[Collection entries]
▬▬▬▬▬▬▬▬▬▬
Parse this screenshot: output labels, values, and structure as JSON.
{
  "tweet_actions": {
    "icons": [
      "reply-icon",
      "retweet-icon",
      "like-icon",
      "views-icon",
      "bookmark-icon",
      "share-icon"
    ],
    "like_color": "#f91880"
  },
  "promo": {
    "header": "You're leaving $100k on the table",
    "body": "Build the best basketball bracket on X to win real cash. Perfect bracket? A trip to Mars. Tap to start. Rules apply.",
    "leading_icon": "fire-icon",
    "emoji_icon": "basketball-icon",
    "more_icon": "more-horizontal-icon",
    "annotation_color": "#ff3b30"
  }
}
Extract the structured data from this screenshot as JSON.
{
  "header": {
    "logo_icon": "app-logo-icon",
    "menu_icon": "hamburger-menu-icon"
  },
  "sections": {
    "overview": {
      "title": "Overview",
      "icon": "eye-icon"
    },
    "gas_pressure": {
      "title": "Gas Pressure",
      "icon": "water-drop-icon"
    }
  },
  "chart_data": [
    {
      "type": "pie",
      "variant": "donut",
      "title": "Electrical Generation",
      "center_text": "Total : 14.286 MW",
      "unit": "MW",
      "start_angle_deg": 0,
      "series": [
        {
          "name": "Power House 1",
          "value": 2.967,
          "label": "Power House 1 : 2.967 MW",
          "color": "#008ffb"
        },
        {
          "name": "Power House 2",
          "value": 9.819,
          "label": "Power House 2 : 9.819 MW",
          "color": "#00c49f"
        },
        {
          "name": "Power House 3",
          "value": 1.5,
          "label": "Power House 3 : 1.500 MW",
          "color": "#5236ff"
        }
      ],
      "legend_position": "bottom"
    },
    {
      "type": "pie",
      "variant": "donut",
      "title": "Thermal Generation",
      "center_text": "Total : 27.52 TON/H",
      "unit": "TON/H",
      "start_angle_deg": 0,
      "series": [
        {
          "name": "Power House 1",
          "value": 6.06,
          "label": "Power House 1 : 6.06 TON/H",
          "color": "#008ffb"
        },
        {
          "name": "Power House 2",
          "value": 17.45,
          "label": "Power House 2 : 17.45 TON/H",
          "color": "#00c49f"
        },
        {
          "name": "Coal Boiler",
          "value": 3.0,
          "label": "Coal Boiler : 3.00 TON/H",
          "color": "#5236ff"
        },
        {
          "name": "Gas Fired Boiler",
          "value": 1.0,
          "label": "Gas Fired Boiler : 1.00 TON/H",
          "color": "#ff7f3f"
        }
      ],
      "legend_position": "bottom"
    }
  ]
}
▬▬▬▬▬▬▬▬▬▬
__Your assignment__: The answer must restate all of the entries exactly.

__Worked solution__:
Parse this screenshot: output labels, values, and structure as JSON.
{
  "tweet_actions": {
    "icons": [
      "reply-icon",
      "retweet-icon",
      "like-icon",
      "views-icon",
      "bookmark-icon",
      "share-icon"
    ],
    "like_color": "#f91880"
  },
  "promo": {
    "header": "You're leaving $100k on the table",
    "body": "Build the best basketball bracket on X to win real cash. Perfect bracket? A trip to Mars. Tap to start. Rules apply.",
    "leading_icon": "fire-icon",
    "emoji_icon": "basketball-icon",
    "more_icon": "more-horizontal-icon",
    "annotation_color": "#ff3b30"
  }
}
Extract the structured data from this screenshot as JSON.
{
  "header": {
    "logo_icon": "app-logo-icon",
    "menu_icon": "hamburger-menu-icon"
  },
  "sections": {
    "overview": {
      "title": "Overview",
      "icon": "eye-icon"
    },
    "gas_pressure": {
      "title": "Gas Pressure",
      "icon": "water-drop-icon"
    }
  },
  "chart_data": [
    {
      "type": "pie",
      "variant": "donut",
      "title": "Electrical Generation",
      "center_text": "Total : 14.286 MW",
      "unit": "MW",
      "start_angle_deg": 0,
      "series": [
        {
          "name": "Power House 1",
          "value": 2.967,
          "label": "Power House 1 : 2.967 MW",
          "color": "#008ffb"
        },
        {
          "name": "Power House 2",
          "value": 9.819,
          "label": "Power House 2 : 9.819 MW",
          "color": "#00c49f"
        },
        {
          "name": "Power House 3",
          "value": 1.5,
          "label": "Power House 3 : 1.500 MW",
          "color": "#5236ff"
        }
      ],
      "legend_position": "bottom"
    },
    {
      "type": "pie",
      "variant": "donut",
      "title": "Thermal Generation",
      "center_text": "Total : 27.52 TON/H",
      "unit": "TON/H",
      "start_angle_deg": 0,
      "series": [
        {
          "name": "Power House 1",
          "value": 6.06,
          "label": "Power House 1 : 6.06 TON/H",
          "color": "#008ffb"
        },
        {
          "name": "Power House 2",
          "value": 17.45,
          "label": "Power House 2 : 17.45 TON/H",
          "color": "#00c49f"
        },
        {
          "name": "Coal Boiler",
          "value": 3.0,
          "label": "Coal Boiler : 3.00 TON/H",
          "color": "#5236ff"
        },
        {
          "name": "Gas Fired Boiler",
          "value": 1.0,
          "label": "Gas Fired Boiler : 1.00 TON/H",
          "color": "#ff7f3f"
        }
      ],
      "legend_position": "bottom"
    }
  ]
}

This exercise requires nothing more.